You can boost your super from your after-tax salary, either as a one-off contribution or a regular, ongoing payment through your employer or financial institution. Again, there is a non-concessional contributions cap  to be mindful of. If you go over, you’ll be taxed at the highest marginal tax rate plus the Medicare levy.

The Government co-contribution

If you’re a low-income earner, you may be eligible for a $500 boost to your super from the government. It works on a sliding scale depending on how much you earn and how much you contribute.  To be eligible, you need to earn less than $60,400 in 2024/25. There are other requirements that also need to be satisfied to be eligible for the Government co-contribution.

Find out more ways to boost your super.

We’re here to help

Getting your super on track and exploring the best ways to grow your super doesn’t have to be a solo journey. We have lots of resources available and we’re here to help. You can speak with one of our financial planners  — it’s covered by your membership and won’t cost any extra.*

Book a call-back.

This article forms part of our Super for singles series. You can also read our Insurance for singles and Nominating beneficiaries for singles articles.

Information correct as at 1 July 2024.

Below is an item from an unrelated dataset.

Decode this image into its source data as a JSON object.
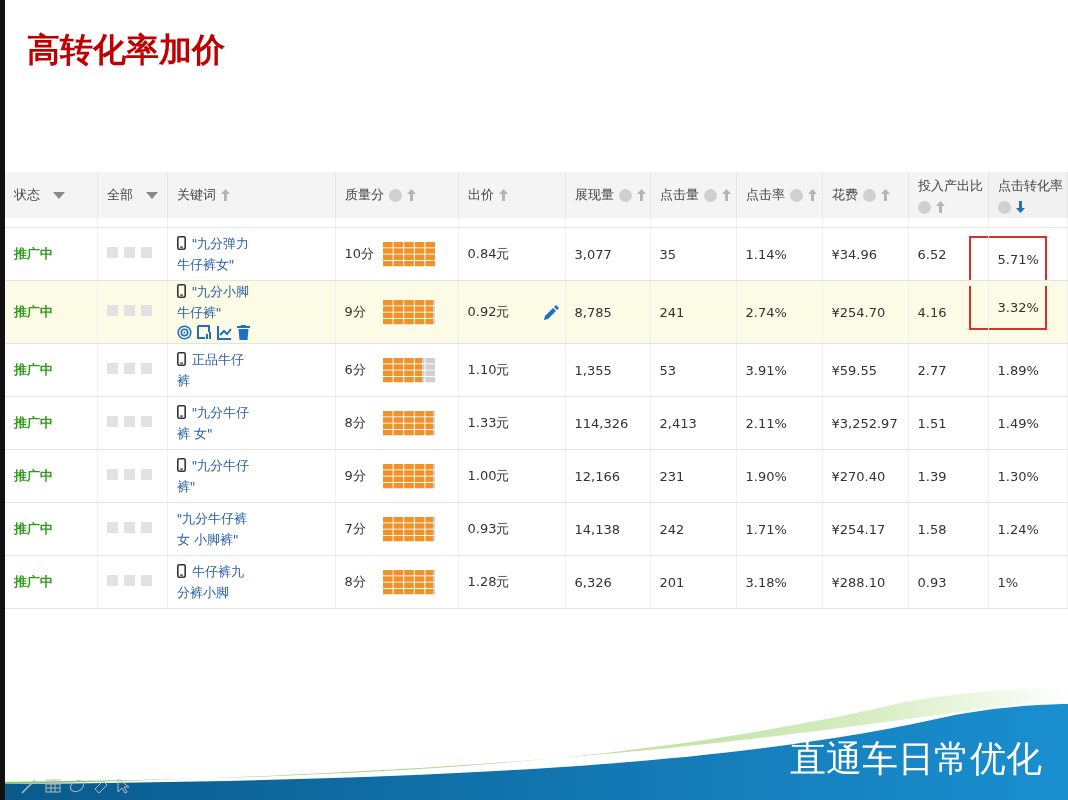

*Financial advice obtained over the phone, or through MemberOnline, is provided by Mercer Financial Advice (Australia) Pty Ltd (MFAAPL) ABN 76 153 168 293, Australian Financial Services Licence #411766.
How much super you need
^ ASFA Retirement Standard Summary - 2023.
# ASFA Retirement Standard Detailed Budget Breakdowns – December 2023.